Input records below:

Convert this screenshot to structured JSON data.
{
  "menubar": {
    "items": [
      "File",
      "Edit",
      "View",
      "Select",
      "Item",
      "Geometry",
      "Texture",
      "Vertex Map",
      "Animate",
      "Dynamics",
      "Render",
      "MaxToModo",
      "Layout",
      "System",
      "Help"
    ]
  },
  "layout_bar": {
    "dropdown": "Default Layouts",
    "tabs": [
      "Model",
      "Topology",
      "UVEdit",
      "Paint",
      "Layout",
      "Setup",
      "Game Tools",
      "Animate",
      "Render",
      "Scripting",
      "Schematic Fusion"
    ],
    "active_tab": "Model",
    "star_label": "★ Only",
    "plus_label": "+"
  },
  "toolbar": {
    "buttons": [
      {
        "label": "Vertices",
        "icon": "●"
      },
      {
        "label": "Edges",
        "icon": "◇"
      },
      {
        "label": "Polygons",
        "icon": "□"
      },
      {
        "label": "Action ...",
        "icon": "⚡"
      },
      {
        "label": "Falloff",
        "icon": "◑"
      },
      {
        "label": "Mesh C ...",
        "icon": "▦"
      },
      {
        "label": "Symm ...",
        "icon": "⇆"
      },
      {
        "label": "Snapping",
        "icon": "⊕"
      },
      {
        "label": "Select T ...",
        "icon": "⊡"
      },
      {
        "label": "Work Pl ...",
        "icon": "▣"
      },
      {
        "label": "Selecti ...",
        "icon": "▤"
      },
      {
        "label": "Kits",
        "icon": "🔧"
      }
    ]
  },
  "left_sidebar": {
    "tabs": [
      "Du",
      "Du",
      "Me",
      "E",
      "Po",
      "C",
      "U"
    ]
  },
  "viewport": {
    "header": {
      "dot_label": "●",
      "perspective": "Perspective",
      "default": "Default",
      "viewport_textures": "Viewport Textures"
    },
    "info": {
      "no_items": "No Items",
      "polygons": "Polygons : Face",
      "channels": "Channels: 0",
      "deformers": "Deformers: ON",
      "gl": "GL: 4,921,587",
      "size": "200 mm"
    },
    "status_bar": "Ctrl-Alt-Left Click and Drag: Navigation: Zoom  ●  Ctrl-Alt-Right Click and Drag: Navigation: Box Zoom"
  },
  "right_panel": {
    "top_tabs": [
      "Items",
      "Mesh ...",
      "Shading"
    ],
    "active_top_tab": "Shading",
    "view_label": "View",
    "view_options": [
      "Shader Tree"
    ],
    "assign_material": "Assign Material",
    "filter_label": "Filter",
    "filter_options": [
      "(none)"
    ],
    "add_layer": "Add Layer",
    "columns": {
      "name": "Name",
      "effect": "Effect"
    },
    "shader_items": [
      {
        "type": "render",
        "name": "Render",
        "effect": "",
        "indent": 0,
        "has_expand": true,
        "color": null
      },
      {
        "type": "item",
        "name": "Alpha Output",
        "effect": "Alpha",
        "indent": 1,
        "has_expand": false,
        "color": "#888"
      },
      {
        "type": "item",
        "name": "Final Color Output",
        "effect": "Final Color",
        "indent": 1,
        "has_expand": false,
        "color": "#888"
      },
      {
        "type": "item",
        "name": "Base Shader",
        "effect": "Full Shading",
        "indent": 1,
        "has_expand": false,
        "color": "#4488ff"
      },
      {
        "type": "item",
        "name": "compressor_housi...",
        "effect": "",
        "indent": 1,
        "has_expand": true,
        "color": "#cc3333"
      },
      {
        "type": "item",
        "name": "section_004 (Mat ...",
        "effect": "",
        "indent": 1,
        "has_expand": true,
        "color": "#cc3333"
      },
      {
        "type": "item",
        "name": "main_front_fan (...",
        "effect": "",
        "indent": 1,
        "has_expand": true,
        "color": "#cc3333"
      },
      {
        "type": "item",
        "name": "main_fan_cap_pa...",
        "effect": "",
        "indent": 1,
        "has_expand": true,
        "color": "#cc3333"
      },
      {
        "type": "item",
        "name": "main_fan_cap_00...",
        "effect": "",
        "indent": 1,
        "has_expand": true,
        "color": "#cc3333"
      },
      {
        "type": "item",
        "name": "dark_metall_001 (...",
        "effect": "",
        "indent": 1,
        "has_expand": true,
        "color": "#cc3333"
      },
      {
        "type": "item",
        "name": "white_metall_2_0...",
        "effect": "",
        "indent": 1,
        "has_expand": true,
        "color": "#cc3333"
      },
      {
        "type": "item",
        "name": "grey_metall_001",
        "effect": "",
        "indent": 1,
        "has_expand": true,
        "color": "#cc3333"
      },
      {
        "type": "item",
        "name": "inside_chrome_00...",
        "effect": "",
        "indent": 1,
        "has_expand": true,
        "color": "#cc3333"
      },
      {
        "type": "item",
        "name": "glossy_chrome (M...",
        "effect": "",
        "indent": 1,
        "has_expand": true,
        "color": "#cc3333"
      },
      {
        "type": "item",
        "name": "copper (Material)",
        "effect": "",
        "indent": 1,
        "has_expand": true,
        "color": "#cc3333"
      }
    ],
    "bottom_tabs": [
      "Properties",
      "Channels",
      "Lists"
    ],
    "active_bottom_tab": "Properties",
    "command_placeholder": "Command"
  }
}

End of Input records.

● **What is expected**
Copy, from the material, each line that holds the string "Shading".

● **Answer box**
      "Shading"
    "active_top_tab": "Shading",
        "effect": "Full Shading",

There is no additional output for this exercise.